Stored items from a collection:
******

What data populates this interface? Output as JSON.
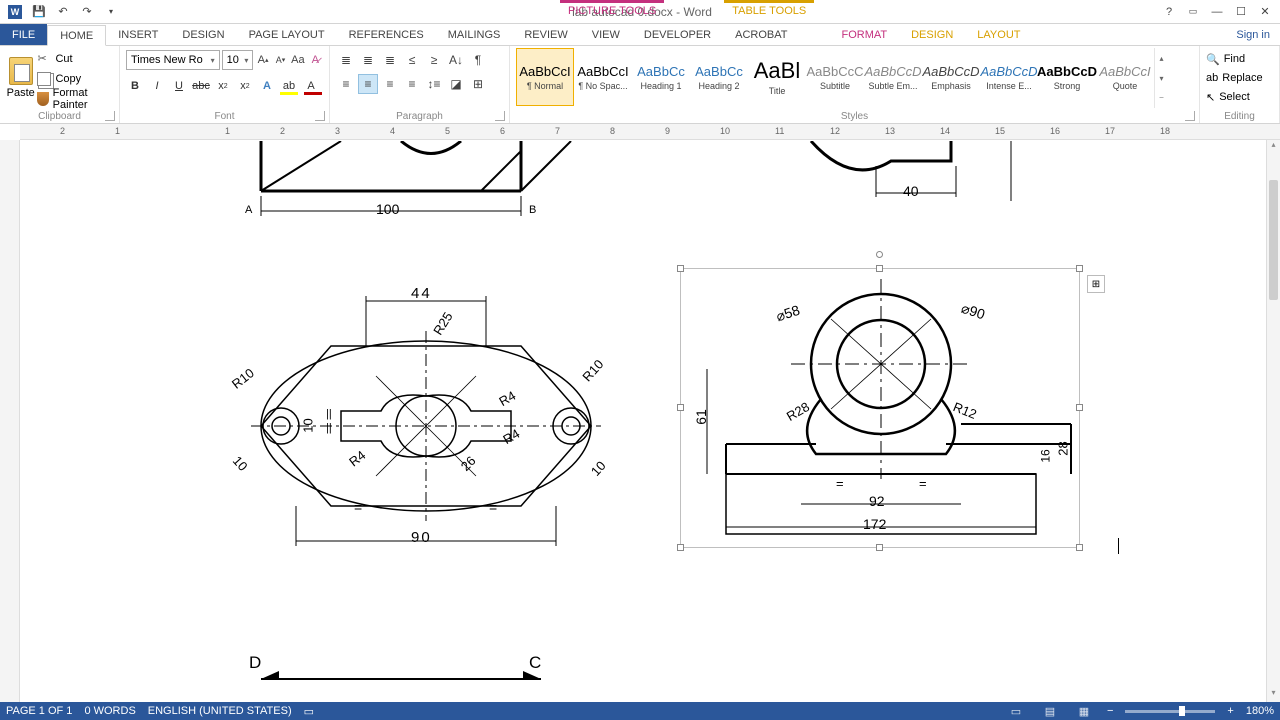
{
  "app": {
    "title": "lab autocad 0.docx - Word"
  },
  "ctx": {
    "picture": "PICTURE TOOLS",
    "table": "TABLE TOOLS"
  },
  "tabs": {
    "file": "FILE",
    "home": "HOME",
    "insert": "INSERT",
    "design": "DESIGN",
    "pagelayout": "PAGE LAYOUT",
    "references": "REFERENCES",
    "mailings": "MAILINGS",
    "review": "REVIEW",
    "view": "VIEW",
    "developer": "DEVELOPER",
    "acrobat": "ACROBAT",
    "format": "FORMAT",
    "design2": "DESIGN",
    "layout": "LAYOUT",
    "signin": "Sign in"
  },
  "clipboard": {
    "label": "Clipboard",
    "paste": "Paste",
    "cut": "Cut",
    "copy": "Copy",
    "painter": "Format Painter"
  },
  "font": {
    "label": "Font",
    "family": "Times New Ro",
    "size": "10"
  },
  "paragraph": {
    "label": "Paragraph"
  },
  "styles": {
    "label": "Styles",
    "items": [
      {
        "prev": "AaBbCcI",
        "name": "¶ Normal",
        "sel": true,
        "color": "#000"
      },
      {
        "prev": "AaBbCcI",
        "name": "¶ No Spac...",
        "color": "#000"
      },
      {
        "prev": "AaBbCc",
        "name": "Heading 1",
        "color": "#2e74b5"
      },
      {
        "prev": "AaBbCc",
        "name": "Heading 2",
        "color": "#2e74b5"
      },
      {
        "prev": "AaBl",
        "name": "Title",
        "big": true,
        "color": "#000"
      },
      {
        "prev": "AaBbCcC",
        "name": "Subtitle",
        "color": "#888"
      },
      {
        "prev": "AaBbCcD",
        "name": "Subtle Em...",
        "color": "#888",
        "italic": true
      },
      {
        "prev": "AaBbCcD",
        "name": "Emphasis",
        "color": "#444",
        "italic": true
      },
      {
        "prev": "AaBbCcD",
        "name": "Intense E...",
        "color": "#2e74b5",
        "italic": true
      },
      {
        "prev": "AaBbCcD",
        "name": "Strong",
        "color": "#000",
        "bold": true
      },
      {
        "prev": "AaBbCcI",
        "name": "Quote",
        "color": "#888",
        "italic": true
      }
    ]
  },
  "editing": {
    "label": "Editing",
    "find": "Find",
    "replace": "Replace",
    "select": "Select"
  },
  "ruler": {
    "marks": [
      "2",
      "1",
      "",
      "1",
      "2",
      "3",
      "4",
      "5",
      "6",
      "7",
      "8",
      "9",
      "10",
      "11",
      "12",
      "13",
      "14",
      "15",
      "16",
      "17",
      "18"
    ]
  },
  "status": {
    "page": "PAGE 1 OF 1",
    "words": "0 WORDS",
    "lang": "ENGLISH (UNITED STATES)",
    "zoom": "180%"
  },
  "fig_top_left": {
    "A": "A",
    "B": "B",
    "dim": "100"
  },
  "fig_top_right": {
    "dim": "40"
  },
  "fig_mid_left": {
    "top": "44",
    "bottom": "90",
    "R25": "R25",
    "R10a": "R10",
    "R10b": "R10",
    "R4a": "R4",
    "R4b": "R4",
    "R4c": "R4",
    "d10a": "10",
    "d10b": "10",
    "d26": "26",
    "ten": "10",
    "eqa": "=",
    "eqb": "=",
    "tick": "||"
  },
  "fig_mid_right": {
    "d58": "⌀58",
    "d90": "⌀90",
    "R28": "R28",
    "R12": "R12",
    "d61": "61",
    "d28": "28",
    "d16": "16",
    "d92": "92",
    "d172": "172",
    "eqa": "=",
    "eqb": "="
  },
  "fig_bot": {
    "D": "D",
    "C": "C"
  }
}
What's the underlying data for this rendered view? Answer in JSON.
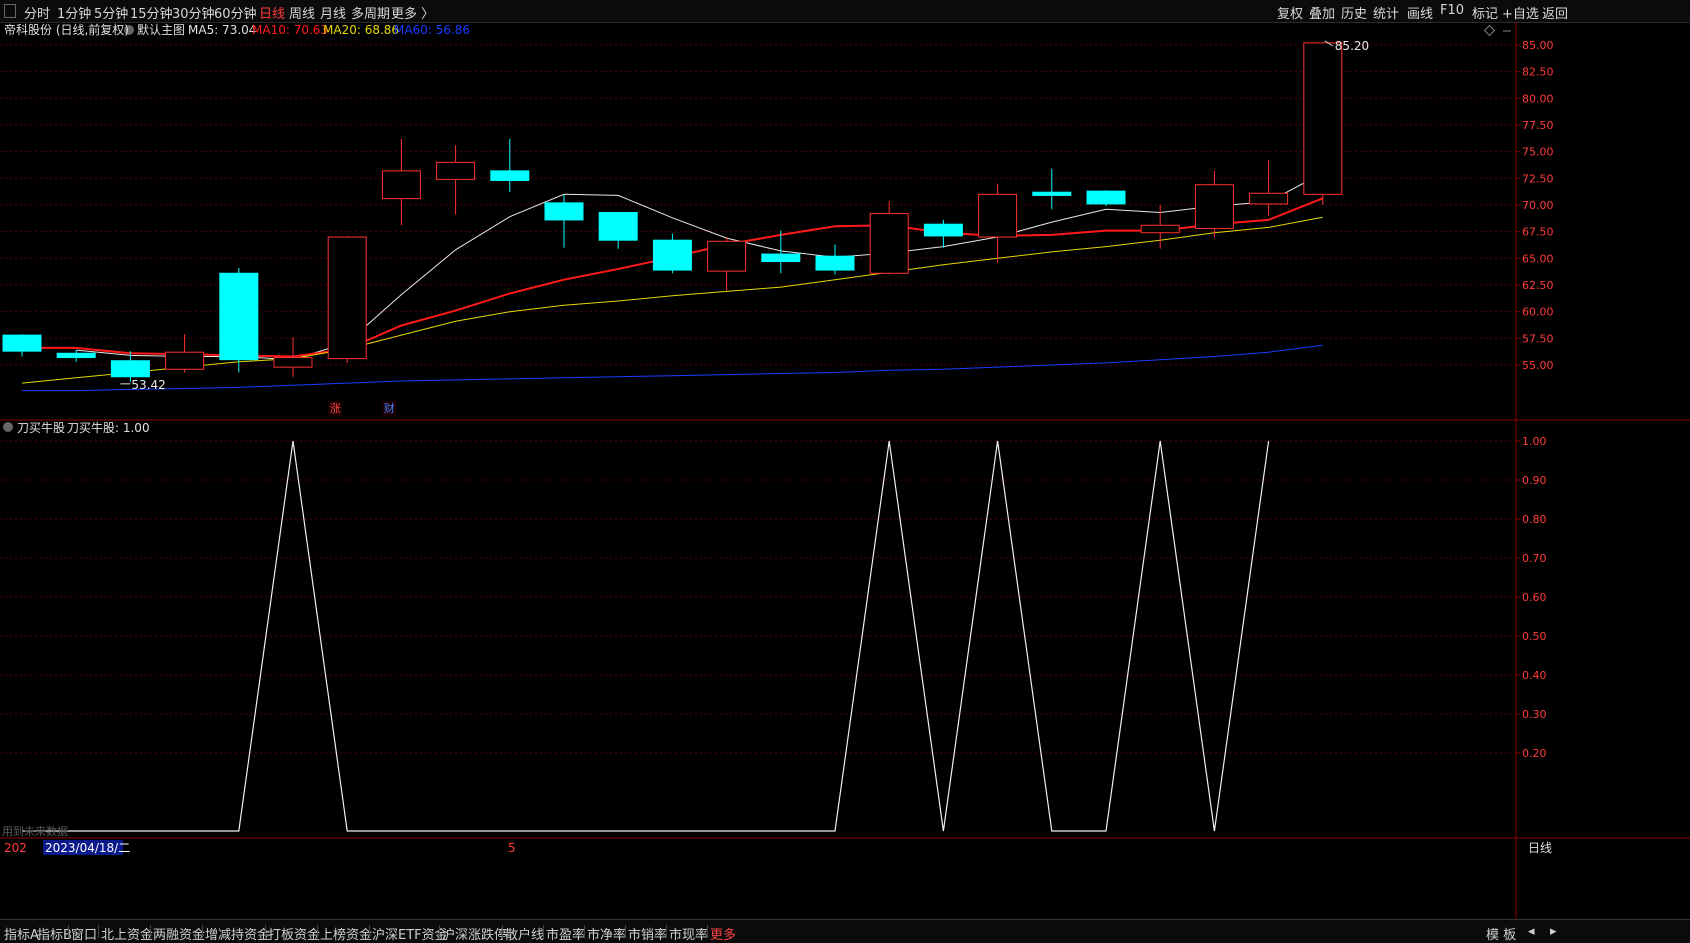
{
  "topbar": {
    "periods": [
      {
        "label": "分时",
        "active": false
      },
      {
        "label": "1分钟",
        "active": false
      },
      {
        "label": "5分钟",
        "active": false
      },
      {
        "label": "15分钟",
        "active": false
      },
      {
        "label": "30分钟",
        "active": false
      },
      {
        "label": "60分钟",
        "active": false
      },
      {
        "label": "日线",
        "active": true
      },
      {
        "label": "周线",
        "active": false
      },
      {
        "label": "月线",
        "active": false
      },
      {
        "label": "多周期",
        "active": false
      },
      {
        "label": "更多 〉",
        "active": false
      }
    ],
    "right_items": [
      "复权",
      "叠加",
      "历史",
      "统计",
      "画线",
      "F10",
      "标记",
      "+自选",
      "返回"
    ]
  },
  "main_header": {
    "stock": "帝科股份 (日线,前复权)",
    "template": "默认主图",
    "ma5": "MA5: 73.04",
    "ma10": "MA10: 70.63",
    "ma20": "MA20: 68.86",
    "ma60": "MA60: 56.86"
  },
  "sub_header": {
    "name": "刀买牛股",
    "value": "刀买牛股: 1.00"
  },
  "annotations": {
    "high": "85.20",
    "low": "53.42",
    "markers": [
      {
        "text": "涨",
        "index": 6
      },
      {
        "text": "财",
        "index": 7
      }
    ]
  },
  "date_axis": {
    "left_label": "202",
    "date": "2023/04/18/二",
    "mid_label": "5",
    "right_label": "日线",
    "watermark_note": "用到未来数据"
  },
  "bottombar": {
    "items": [
      "指标A",
      "指标B",
      "窗口",
      "北上资金",
      "两融资金",
      "增减持资金",
      "打板资金",
      "上榜资金",
      "沪深ETF资金",
      "沪深涨跌停",
      "散户线",
      "市盈率",
      "市净率",
      "市销率",
      "市现率",
      "更多"
    ],
    "highlight": "更多",
    "right_items": [
      "模 板",
      "◂",
      "▸"
    ]
  },
  "colors": {
    "up": "#ff3030",
    "down": "#00ffff",
    "ma5": "#e8e8e8",
    "ma10": "#ff1a1a",
    "ma20": "#e6d800",
    "ma60": "#1a3cff",
    "grid": "#5a0000",
    "axis_text": "#ff3b3b",
    "indicator": "#f0f0f0"
  },
  "chart_data": [
    {
      "type": "candlestick",
      "title": "帝科股份 (日线,前复权)",
      "ylim": [
        52.5,
        86.0
      ],
      "y_ticks": [
        "85.00",
        "82.50",
        "80.00",
        "77.50",
        "75.00",
        "72.50",
        "70.00",
        "67.50",
        "65.00",
        "62.50",
        "60.00",
        "57.50",
        "55.00"
      ],
      "candles": [
        {
          "o": 57.8,
          "h": 57.9,
          "l": 55.8,
          "c": 56.3
        },
        {
          "o": 56.1,
          "h": 56.4,
          "l": 55.3,
          "c": 55.7
        },
        {
          "o": 55.4,
          "h": 56.3,
          "l": 53.42,
          "c": 53.9
        },
        {
          "o": 54.6,
          "h": 57.9,
          "l": 54.3,
          "c": 56.2
        },
        {
          "o": 63.6,
          "h": 64.1,
          "l": 54.3,
          "c": 55.5
        },
        {
          "o": 54.8,
          "h": 57.6,
          "l": 53.9,
          "c": 55.7
        },
        {
          "o": 55.6,
          "h": 67.1,
          "l": 55.2,
          "c": 67.0
        },
        {
          "o": 70.6,
          "h": 76.2,
          "l": 68.1,
          "c": 73.2
        },
        {
          "o": 72.4,
          "h": 75.6,
          "l": 69.1,
          "c": 74.0
        },
        {
          "o": 73.2,
          "h": 76.2,
          "l": 71.2,
          "c": 72.3
        },
        {
          "o": 70.2,
          "h": 71.0,
          "l": 66.0,
          "c": 68.6
        },
        {
          "o": 69.3,
          "h": 69.3,
          "l": 65.9,
          "c": 66.7
        },
        {
          "o": 66.7,
          "h": 67.3,
          "l": 63.6,
          "c": 63.9
        },
        {
          "o": 63.8,
          "h": 67.0,
          "l": 62.0,
          "c": 66.6
        },
        {
          "o": 65.4,
          "h": 67.6,
          "l": 63.6,
          "c": 64.7
        },
        {
          "o": 65.2,
          "h": 66.3,
          "l": 63.5,
          "c": 63.9
        },
        {
          "o": 63.6,
          "h": 70.4,
          "l": 63.5,
          "c": 69.2
        },
        {
          "o": 68.2,
          "h": 68.6,
          "l": 66.0,
          "c": 67.1
        },
        {
          "o": 67.0,
          "h": 72.0,
          "l": 64.6,
          "c": 71.0
        },
        {
          "o": 71.2,
          "h": 73.4,
          "l": 69.6,
          "c": 70.9
        },
        {
          "o": 71.3,
          "h": 71.4,
          "l": 69.9,
          "c": 70.1
        },
        {
          "o": 67.4,
          "h": 70.0,
          "l": 65.9,
          "c": 68.1
        },
        {
          "o": 67.8,
          "h": 73.2,
          "l": 67.0,
          "c": 71.9
        },
        {
          "o": 70.1,
          "h": 74.2,
          "l": 69.0,
          "c": 71.1
        },
        {
          "o": 71.0,
          "h": 85.2,
          "l": 70.0,
          "c": 85.2
        }
      ],
      "series": [
        {
          "name": "MA5",
          "values": [
            null,
            56.4,
            55.9,
            55.8,
            55.8,
            55.5,
            57.1,
            61.6,
            65.8,
            68.9,
            71.0,
            70.9,
            68.8,
            66.9,
            65.7,
            65.1,
            65.5,
            66.1,
            67.0,
            68.4,
            69.6,
            69.3,
            69.9,
            70.3,
            73.0
          ]
        },
        {
          "name": "MA10",
          "values": [
            56.6,
            56.6,
            56.1,
            56.0,
            55.9,
            55.8,
            56.5,
            58.7,
            60.1,
            61.7,
            63.0,
            64.0,
            65.1,
            66.3,
            67.2,
            68.0,
            68.1,
            67.4,
            67.1,
            67.2,
            67.6,
            67.6,
            68.2,
            68.6,
            70.63
          ]
        },
        {
          "name": "MA20",
          "values": [
            53.3,
            53.8,
            54.3,
            54.8,
            55.3,
            55.6,
            56.5,
            57.8,
            59.1,
            60.0,
            60.6,
            61.0,
            61.5,
            61.9,
            62.3,
            63.0,
            63.7,
            64.4,
            65.0,
            65.6,
            66.1,
            66.7,
            67.4,
            67.9,
            68.86
          ]
        },
        {
          "name": "MA60",
          "values": [
            52.6,
            52.6,
            52.7,
            52.8,
            52.9,
            53.1,
            53.3,
            53.5,
            53.6,
            53.7,
            53.8,
            53.9,
            54.0,
            54.1,
            54.2,
            54.3,
            54.5,
            54.6,
            54.8,
            55.0,
            55.2,
            55.5,
            55.8,
            56.2,
            56.86
          ]
        }
      ]
    },
    {
      "type": "line",
      "title": "刀买牛股",
      "ylim": [
        0,
        1.0
      ],
      "y_ticks": [
        "1.00",
        "0.90",
        "0.80",
        "0.70",
        "0.60",
        "0.50",
        "0.40",
        "0.30",
        "0.20"
      ],
      "series": [
        {
          "name": "刀买牛股",
          "values": [
            0,
            0,
            0,
            0,
            0,
            1,
            0,
            0,
            0,
            0,
            0,
            0,
            0,
            0,
            0,
            0,
            1,
            0,
            1,
            0,
            0,
            1,
            0,
            1
          ]
        }
      ]
    }
  ]
}
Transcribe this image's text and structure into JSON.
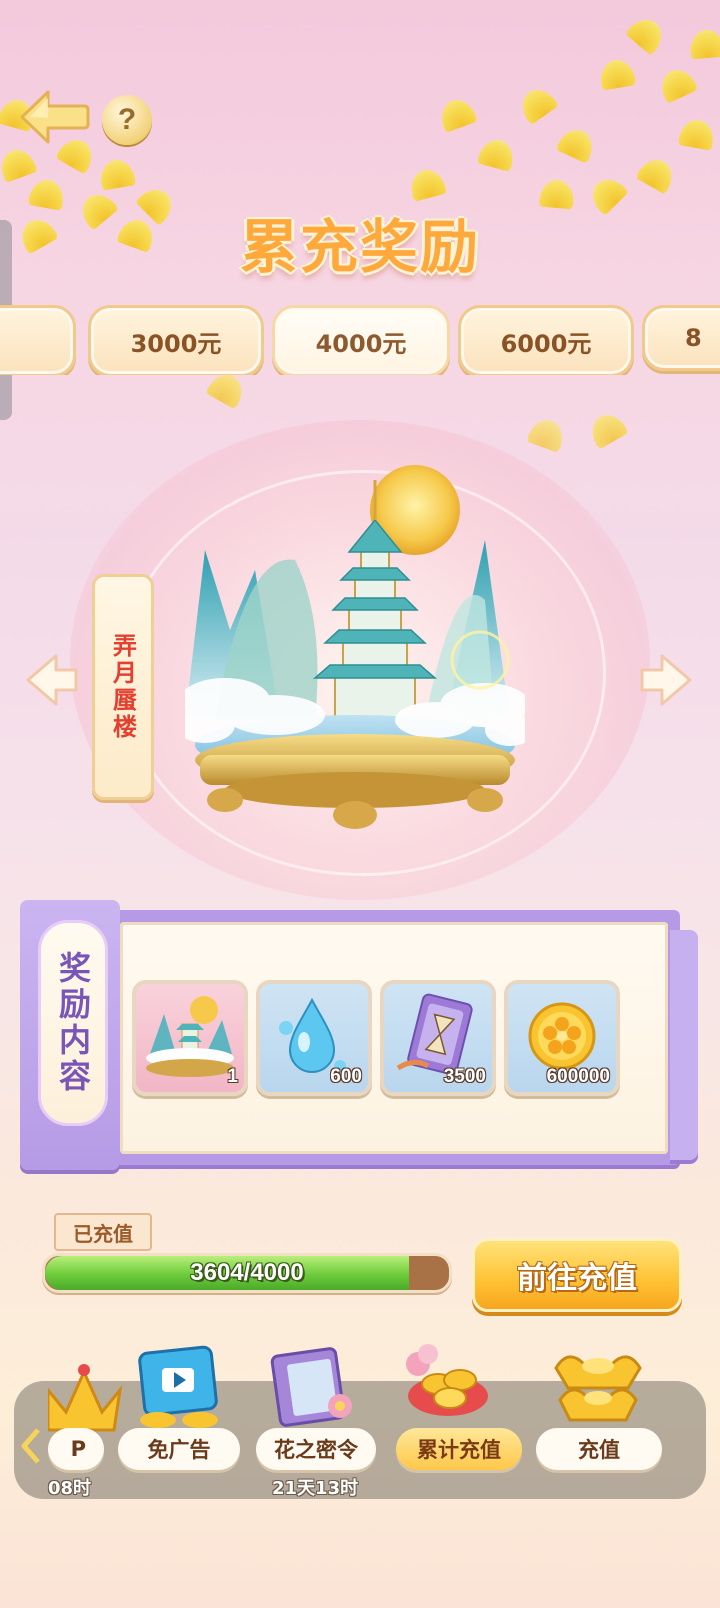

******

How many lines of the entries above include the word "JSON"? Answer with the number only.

3